• WHAT TO DO:
Your reply should be the following data, copied exactly.

• STUDY MATERIAL:
═══

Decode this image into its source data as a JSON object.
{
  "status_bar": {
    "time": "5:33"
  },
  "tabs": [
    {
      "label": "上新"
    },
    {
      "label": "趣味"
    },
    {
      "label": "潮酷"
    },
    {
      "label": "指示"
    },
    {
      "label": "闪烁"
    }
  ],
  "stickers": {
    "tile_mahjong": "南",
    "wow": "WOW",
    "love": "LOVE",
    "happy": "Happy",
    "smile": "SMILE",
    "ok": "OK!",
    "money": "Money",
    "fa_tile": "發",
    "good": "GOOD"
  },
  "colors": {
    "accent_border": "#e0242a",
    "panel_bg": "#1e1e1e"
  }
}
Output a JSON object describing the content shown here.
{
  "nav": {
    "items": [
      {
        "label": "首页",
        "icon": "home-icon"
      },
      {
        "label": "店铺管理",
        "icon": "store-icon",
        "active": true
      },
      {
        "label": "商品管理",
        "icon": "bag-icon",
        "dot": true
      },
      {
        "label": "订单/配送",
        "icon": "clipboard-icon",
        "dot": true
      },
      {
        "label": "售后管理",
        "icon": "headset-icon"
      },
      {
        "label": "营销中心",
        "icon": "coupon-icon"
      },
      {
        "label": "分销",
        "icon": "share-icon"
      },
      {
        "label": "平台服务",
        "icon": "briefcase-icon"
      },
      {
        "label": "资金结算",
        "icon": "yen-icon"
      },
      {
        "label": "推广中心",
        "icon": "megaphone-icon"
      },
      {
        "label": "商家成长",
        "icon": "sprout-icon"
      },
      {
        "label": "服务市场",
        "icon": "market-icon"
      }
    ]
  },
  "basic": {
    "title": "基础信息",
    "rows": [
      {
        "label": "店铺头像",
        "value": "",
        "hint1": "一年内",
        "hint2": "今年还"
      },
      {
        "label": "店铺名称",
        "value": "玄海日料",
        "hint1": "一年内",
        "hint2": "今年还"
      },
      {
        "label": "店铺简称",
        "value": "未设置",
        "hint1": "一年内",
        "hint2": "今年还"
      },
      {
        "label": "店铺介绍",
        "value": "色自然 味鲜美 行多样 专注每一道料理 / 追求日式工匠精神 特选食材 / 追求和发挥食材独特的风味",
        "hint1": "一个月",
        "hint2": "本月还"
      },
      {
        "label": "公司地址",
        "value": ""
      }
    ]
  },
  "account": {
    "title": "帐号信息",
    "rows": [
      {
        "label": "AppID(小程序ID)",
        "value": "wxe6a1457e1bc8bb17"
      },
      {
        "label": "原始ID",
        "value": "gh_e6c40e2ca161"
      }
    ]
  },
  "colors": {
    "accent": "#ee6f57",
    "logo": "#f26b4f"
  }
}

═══

• RESPONSE TO THIS TASK:
Decode this image into its source data as a JSON object.
{
  "status_bar": {
    "time": "5:33"
  },
  "tabs": [
    {
      "label": "上新"
    },
    {
      "label": "趣味"
    },
    {
      "label": "潮酷"
    },
    {
      "label": "指示"
    },
    {
      "label": "闪烁"
    }
  ],
  "stickers": {
    "tile_mahjong": "南",
    "wow": "WOW",
    "love": "LOVE",
    "happy": "Happy",
    "smile": "SMILE",
    "ok": "OK!",
    "money": "Money",
    "fa_tile": "發",
    "good": "GOOD"
  },
  "colors": {
    "accent_border": "#e0242a",
    "panel_bg": "#1e1e1e"
  }
}
Output a JSON object describing the content shown here.
{
  "nav": {
    "items": [
      {
        "label": "首页",
        "icon": "home-icon"
      },
      {
        "label": "店铺管理",
        "icon": "store-icon",
        "active": true
      },
      {
        "label": "商品管理",
        "icon": "bag-icon",
        "dot": true
      },
      {
        "label": "订单/配送",
        "icon": "clipboard-icon",
        "dot": true
      },
      {
        "label": "售后管理",
        "icon": "headset-icon"
      },
      {
        "label": "营销中心",
        "icon": "coupon-icon"
      },
      {
        "label": "分销",
        "icon": "share-icon"
      },
      {
        "label": "平台服务",
        "icon": "briefcase-icon"
      },
      {
        "label": "资金结算",
        "icon": "yen-icon"
      },
      {
        "label": "推广中心",
        "icon": "megaphone-icon"
      },
      {
        "label": "商家成长",
        "icon": "sprout-icon"
      },
      {
        "label": "服务市场",
        "icon": "market-icon"
      }
    ]
  },
  "basic": {
    "title": "基础信息",
    "rows": [
      {
        "label": "店铺头像",
        "value": "",
        "hint1": "一年内",
        "hint2": "今年还"
      },
      {
        "label": "店铺名称",
        "value": "玄海日料",
        "hint1": "一年内",
        "hint2": "今年还"
      },
      {
        "label": "店铺简称",
        "value": "未设置",
        "hint1": "一年内",
        "hint2": "今年还"
      },
      {
        "label": "店铺介绍",
        "value": "色自然 味鲜美 行多样 专注每一道料理 / 追求日式工匠精神 特选食材 / 追求和发挥食材独特的风味",
        "hint1": "一个月",
        "hint2": "本月还"
      },
      {
        "label": "公司地址",
        "value": ""
      }
    ]
  },
  "account": {
    "title": "帐号信息",
    "rows": [
      {
        "label": "AppID(小程序ID)",
        "value": "wxe6a1457e1bc8bb17"
      },
      {
        "label": "原始ID",
        "value": "gh_e6c40e2ca161"
      }
    ]
  },
  "colors": {
    "accent": "#ee6f57",
    "logo": "#f26b4f"
  }
}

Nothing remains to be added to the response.